“Ori and Genevieve manage to pull off a style of cooking that is both familiar (and therefore comforting) but also new (and therefore fresh and exciting). This is the sort of food I could live on.”—Yotam Ottolenghi
When chef Ori Menashe and pastry chef Genevieve Gergis opened their first Los Angeles restaurant, Bestia, the city fell in love. By the time they launched their second restaurant, Bavel, the love affair had expanded to cooks and food lovers nationwide.
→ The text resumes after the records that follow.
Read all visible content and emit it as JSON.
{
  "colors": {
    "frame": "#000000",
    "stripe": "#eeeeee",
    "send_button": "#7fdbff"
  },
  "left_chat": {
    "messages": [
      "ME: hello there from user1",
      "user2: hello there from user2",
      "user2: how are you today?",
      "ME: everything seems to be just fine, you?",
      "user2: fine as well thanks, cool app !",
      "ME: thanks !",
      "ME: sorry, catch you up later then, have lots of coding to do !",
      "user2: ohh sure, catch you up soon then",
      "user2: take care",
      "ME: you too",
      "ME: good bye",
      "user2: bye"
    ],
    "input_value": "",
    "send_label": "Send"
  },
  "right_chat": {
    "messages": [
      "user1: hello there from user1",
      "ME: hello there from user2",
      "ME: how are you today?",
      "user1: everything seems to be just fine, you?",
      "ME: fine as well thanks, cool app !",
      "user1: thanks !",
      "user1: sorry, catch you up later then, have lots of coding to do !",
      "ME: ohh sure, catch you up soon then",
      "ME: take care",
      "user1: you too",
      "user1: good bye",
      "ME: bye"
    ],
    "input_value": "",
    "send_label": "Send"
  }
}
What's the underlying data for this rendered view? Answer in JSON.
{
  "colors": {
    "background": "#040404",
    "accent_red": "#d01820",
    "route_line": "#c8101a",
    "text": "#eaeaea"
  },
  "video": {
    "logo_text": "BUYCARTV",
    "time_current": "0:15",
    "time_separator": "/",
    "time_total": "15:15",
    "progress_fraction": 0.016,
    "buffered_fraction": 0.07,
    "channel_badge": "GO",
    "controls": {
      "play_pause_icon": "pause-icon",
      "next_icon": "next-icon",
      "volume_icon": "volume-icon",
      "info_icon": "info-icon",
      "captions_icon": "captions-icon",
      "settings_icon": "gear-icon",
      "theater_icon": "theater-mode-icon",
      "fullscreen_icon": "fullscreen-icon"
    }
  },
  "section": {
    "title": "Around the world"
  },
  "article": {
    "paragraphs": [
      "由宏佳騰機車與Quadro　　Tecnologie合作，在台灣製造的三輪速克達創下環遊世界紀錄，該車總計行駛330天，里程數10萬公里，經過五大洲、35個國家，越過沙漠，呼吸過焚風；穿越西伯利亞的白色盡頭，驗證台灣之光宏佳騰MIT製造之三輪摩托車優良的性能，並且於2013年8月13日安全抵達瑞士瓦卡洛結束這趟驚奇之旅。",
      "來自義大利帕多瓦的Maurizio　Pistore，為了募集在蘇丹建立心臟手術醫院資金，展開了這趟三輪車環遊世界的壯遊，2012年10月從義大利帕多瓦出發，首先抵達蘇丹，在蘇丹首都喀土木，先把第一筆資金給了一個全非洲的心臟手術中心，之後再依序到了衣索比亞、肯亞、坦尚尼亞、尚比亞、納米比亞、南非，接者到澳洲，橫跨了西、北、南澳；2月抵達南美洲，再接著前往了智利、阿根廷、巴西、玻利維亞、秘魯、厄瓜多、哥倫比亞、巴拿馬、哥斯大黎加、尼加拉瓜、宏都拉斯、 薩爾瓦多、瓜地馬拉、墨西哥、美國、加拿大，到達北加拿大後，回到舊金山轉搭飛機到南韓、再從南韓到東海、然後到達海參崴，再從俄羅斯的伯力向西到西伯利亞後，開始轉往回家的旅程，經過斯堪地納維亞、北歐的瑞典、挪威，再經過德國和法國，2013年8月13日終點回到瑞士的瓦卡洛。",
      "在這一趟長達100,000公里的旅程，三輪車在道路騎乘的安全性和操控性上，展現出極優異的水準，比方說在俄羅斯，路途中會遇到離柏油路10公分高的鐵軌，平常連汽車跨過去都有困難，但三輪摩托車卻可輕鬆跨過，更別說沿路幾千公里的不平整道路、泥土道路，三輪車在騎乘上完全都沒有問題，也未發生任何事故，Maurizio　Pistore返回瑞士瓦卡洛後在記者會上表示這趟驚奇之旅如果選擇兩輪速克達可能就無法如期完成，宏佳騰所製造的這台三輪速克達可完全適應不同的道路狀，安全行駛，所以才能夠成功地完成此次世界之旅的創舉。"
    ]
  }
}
Bavel, the cookbook, invites home cooks to explore the broad and varied cuisines of the Middle East through fragrant spice blends; sublime zhougs, tahini, labneh, and hummus; rainbows of crisp-pickled vegetables; tender, oven-baked flatbreads; fall-off-the-bone meats and tagines; buttery pastries and tarts; and so much more.
Bavel—pronounced bah-VELLE, the Hebrew name for Babel—is a metaphor for the myriad cultural, spiritual, and political differences that divide us. The food of Bavel tells the many stories of the countries defined as “the Middle East.” These recipes are influenced by the flavors and techniques from all corners of the region, and many, such as Tomato with Smoked Harissa, Turmeric Chicken with Toum, and Date-Walnut Tart, are inspired by Menashe’s Israeli upbringing and Gergis’s Egyptian roots. Bavel celebrates the freedom to cook what we love without loyalty to any specific country, and represents a world before the region was divided into separate nations. This is cooking without borders.